Source material:

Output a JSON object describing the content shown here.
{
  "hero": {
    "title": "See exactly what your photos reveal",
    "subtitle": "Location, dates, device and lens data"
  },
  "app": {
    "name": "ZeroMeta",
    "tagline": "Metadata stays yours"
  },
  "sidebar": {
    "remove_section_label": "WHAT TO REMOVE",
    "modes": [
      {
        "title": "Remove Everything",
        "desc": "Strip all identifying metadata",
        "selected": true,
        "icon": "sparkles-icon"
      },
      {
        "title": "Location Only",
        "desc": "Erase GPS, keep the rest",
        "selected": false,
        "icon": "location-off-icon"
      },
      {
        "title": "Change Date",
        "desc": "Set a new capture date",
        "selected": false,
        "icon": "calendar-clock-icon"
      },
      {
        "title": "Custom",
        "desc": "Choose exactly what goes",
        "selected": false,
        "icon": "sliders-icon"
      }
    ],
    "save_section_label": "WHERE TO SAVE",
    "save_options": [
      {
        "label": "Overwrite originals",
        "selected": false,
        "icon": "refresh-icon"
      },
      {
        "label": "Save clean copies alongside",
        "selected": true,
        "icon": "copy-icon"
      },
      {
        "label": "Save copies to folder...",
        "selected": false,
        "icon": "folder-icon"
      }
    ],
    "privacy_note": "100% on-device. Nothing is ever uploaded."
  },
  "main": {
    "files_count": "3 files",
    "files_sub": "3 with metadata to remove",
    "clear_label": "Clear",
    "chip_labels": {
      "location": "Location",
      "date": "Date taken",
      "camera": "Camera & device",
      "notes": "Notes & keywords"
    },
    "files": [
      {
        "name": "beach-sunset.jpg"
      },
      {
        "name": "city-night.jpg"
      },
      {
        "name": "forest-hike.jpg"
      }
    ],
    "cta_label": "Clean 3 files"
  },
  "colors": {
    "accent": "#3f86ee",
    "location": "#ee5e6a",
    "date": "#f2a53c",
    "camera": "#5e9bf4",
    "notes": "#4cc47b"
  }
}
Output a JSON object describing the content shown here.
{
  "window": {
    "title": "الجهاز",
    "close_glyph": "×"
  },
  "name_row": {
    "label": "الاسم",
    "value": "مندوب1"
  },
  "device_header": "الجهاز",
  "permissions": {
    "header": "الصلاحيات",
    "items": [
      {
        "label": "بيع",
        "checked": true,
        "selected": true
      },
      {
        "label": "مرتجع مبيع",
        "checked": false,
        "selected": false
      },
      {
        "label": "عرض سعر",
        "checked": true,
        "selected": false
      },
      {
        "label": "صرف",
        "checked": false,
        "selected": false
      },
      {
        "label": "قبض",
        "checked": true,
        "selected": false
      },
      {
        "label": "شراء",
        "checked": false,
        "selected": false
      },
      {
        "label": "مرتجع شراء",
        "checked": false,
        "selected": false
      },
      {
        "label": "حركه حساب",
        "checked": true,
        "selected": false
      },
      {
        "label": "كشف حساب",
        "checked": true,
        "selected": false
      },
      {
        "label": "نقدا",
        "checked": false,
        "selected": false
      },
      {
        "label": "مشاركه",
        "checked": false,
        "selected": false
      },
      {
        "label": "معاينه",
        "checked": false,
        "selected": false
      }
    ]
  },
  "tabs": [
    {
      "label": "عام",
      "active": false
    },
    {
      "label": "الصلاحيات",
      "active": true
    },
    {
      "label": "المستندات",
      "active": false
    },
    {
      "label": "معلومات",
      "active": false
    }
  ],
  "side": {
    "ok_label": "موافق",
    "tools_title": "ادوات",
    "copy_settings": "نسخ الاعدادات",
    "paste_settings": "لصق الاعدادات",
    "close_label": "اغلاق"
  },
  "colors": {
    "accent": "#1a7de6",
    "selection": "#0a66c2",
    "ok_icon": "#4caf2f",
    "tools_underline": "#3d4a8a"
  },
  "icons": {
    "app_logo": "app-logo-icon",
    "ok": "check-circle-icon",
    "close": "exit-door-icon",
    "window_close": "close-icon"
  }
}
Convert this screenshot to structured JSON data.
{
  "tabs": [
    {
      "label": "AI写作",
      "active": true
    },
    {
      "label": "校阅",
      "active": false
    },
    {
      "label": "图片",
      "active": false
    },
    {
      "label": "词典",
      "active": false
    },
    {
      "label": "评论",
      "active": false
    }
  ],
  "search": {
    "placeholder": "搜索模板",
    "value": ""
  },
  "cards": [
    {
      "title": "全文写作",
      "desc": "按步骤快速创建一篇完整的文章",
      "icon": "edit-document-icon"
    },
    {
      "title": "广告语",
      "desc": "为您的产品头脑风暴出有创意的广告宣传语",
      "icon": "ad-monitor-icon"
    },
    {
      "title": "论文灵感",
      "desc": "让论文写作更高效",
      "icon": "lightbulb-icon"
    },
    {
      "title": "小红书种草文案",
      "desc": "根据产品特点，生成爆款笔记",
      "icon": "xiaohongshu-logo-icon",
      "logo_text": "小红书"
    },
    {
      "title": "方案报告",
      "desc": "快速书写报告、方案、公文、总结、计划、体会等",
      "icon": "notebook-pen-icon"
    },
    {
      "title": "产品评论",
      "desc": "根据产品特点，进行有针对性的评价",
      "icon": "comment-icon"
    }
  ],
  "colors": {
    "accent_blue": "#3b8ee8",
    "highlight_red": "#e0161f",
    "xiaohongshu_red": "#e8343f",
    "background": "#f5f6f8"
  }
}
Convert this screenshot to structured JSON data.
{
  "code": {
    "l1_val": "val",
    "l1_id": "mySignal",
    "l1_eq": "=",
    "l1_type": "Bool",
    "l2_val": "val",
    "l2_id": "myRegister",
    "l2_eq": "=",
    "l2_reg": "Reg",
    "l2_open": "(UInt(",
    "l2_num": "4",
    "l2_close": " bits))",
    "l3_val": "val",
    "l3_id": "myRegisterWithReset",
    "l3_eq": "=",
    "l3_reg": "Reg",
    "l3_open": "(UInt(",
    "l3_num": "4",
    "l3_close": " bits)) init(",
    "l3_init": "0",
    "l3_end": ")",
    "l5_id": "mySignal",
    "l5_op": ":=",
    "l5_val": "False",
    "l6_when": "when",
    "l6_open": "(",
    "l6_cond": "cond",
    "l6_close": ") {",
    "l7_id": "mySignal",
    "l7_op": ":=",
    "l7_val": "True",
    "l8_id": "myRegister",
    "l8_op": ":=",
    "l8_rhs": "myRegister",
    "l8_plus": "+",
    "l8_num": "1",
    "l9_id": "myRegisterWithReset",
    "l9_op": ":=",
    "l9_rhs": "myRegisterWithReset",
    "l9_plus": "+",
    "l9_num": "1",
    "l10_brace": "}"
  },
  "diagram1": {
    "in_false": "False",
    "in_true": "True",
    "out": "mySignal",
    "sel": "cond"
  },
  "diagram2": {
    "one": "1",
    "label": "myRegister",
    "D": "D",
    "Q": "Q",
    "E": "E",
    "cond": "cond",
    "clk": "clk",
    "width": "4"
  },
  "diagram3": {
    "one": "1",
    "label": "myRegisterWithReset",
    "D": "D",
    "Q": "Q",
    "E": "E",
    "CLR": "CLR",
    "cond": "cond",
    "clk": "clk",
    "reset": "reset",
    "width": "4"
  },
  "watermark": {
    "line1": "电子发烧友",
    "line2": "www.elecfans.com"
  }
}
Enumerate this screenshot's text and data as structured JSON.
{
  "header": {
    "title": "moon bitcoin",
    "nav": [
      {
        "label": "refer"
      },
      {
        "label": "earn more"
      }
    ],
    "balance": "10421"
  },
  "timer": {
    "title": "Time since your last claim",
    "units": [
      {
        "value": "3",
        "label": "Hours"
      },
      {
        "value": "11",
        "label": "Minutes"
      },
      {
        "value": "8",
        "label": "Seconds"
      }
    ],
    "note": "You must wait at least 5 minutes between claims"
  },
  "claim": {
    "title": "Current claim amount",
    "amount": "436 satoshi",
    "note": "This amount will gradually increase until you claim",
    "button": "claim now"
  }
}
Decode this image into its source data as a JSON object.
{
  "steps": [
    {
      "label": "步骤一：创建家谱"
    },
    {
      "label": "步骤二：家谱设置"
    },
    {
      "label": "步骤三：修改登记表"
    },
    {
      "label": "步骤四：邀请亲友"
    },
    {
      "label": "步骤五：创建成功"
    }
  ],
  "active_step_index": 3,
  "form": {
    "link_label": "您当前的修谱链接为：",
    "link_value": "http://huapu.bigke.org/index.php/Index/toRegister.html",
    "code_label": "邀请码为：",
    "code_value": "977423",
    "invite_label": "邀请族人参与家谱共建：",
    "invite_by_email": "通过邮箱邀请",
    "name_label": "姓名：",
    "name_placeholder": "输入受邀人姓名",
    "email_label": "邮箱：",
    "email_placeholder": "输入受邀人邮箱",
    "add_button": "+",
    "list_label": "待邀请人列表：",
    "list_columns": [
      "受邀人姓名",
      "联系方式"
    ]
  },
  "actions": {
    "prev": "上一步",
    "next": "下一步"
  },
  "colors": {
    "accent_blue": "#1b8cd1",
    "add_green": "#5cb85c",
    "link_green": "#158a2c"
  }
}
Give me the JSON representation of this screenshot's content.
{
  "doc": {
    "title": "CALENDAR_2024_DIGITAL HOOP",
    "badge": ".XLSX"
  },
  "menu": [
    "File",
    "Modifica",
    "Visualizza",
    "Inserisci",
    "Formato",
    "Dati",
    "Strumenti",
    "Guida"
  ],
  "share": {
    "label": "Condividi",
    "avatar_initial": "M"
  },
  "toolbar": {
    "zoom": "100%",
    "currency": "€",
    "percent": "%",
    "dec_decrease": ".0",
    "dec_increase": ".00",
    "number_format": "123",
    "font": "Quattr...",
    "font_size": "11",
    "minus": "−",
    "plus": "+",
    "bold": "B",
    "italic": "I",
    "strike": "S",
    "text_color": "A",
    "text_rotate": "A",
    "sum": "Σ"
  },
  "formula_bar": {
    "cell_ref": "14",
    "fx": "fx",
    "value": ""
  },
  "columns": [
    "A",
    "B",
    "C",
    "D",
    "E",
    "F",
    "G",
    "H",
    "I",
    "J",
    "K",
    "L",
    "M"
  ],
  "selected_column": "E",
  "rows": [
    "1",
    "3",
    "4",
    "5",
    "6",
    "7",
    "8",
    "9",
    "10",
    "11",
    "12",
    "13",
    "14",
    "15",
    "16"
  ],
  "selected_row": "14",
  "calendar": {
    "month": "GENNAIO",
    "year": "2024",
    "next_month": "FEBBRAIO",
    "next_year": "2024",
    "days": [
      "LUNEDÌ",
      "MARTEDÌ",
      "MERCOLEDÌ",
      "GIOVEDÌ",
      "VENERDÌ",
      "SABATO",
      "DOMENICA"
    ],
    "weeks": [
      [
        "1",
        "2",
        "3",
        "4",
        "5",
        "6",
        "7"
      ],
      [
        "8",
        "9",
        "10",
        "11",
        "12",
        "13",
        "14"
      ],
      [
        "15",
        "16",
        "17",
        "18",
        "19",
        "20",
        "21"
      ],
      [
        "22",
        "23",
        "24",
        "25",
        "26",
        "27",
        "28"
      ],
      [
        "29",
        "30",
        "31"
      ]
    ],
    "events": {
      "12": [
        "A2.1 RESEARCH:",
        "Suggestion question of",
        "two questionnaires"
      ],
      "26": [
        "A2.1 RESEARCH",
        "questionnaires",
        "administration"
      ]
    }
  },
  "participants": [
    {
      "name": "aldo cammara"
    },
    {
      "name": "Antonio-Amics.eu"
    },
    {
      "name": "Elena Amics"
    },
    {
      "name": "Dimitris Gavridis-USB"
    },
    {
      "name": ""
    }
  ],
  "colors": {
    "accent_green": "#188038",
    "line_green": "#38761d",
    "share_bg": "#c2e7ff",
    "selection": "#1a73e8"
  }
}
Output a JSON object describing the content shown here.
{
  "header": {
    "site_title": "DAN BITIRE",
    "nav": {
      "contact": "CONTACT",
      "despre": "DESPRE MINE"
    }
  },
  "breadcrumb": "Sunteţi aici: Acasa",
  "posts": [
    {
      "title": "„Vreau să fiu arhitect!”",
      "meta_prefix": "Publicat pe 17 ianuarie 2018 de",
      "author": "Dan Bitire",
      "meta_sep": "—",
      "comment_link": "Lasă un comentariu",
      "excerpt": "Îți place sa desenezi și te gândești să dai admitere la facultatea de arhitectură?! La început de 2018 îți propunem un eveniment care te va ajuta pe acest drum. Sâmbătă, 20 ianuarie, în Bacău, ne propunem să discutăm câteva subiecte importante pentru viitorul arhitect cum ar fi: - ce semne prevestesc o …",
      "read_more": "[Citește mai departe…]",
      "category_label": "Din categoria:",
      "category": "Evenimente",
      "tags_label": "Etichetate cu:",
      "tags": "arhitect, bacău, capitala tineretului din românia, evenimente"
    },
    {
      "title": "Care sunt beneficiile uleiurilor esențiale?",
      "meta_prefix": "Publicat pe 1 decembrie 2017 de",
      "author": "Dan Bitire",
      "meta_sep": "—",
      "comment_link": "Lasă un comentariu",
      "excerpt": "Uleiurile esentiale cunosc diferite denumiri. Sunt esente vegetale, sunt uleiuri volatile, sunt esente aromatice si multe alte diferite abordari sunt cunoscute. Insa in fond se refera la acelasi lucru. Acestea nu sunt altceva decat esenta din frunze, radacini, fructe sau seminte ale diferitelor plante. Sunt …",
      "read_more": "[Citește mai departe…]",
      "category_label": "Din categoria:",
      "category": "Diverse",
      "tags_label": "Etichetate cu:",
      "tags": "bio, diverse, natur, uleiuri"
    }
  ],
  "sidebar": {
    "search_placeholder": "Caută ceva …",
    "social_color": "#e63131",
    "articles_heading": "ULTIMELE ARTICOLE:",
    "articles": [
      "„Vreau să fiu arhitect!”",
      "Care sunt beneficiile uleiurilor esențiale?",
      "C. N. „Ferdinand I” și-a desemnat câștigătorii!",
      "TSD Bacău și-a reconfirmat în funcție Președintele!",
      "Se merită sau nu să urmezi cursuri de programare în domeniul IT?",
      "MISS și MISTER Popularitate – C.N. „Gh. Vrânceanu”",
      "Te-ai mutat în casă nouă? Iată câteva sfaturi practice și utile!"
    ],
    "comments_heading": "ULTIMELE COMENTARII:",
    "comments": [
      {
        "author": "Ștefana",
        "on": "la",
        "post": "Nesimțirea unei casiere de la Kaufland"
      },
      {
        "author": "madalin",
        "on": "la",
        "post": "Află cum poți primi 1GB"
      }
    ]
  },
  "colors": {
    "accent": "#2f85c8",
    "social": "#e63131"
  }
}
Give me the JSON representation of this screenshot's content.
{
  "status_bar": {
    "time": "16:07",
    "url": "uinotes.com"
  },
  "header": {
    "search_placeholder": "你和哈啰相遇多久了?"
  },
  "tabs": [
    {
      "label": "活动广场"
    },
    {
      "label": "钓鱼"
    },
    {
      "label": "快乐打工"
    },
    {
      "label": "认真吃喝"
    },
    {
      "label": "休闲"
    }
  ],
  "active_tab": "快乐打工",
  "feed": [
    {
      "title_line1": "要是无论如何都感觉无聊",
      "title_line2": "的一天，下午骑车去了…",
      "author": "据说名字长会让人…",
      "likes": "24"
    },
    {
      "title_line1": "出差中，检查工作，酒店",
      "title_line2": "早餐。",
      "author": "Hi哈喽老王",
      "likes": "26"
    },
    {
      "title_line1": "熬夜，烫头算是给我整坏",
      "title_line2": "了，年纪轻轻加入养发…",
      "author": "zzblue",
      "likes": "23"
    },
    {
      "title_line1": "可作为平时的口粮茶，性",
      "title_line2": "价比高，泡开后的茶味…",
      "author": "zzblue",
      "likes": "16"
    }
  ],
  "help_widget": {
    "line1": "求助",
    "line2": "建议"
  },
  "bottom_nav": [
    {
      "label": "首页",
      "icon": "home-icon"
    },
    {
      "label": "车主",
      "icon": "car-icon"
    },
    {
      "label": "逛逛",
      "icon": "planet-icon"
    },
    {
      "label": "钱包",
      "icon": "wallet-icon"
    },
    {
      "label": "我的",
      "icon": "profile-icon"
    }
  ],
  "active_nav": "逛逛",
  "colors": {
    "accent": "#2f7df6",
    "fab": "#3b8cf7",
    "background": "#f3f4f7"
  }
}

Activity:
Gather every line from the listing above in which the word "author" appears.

Result for this task:
      "author": "Dan Bitire",
      "author": "Dan Bitire",
        "author": "Ștefana",
        "author": "madalin",
      "author": "据说名字长会让人…",
      "author": "Hi哈喽老王",
      "author": "zzblue",
      "author": "zzblue",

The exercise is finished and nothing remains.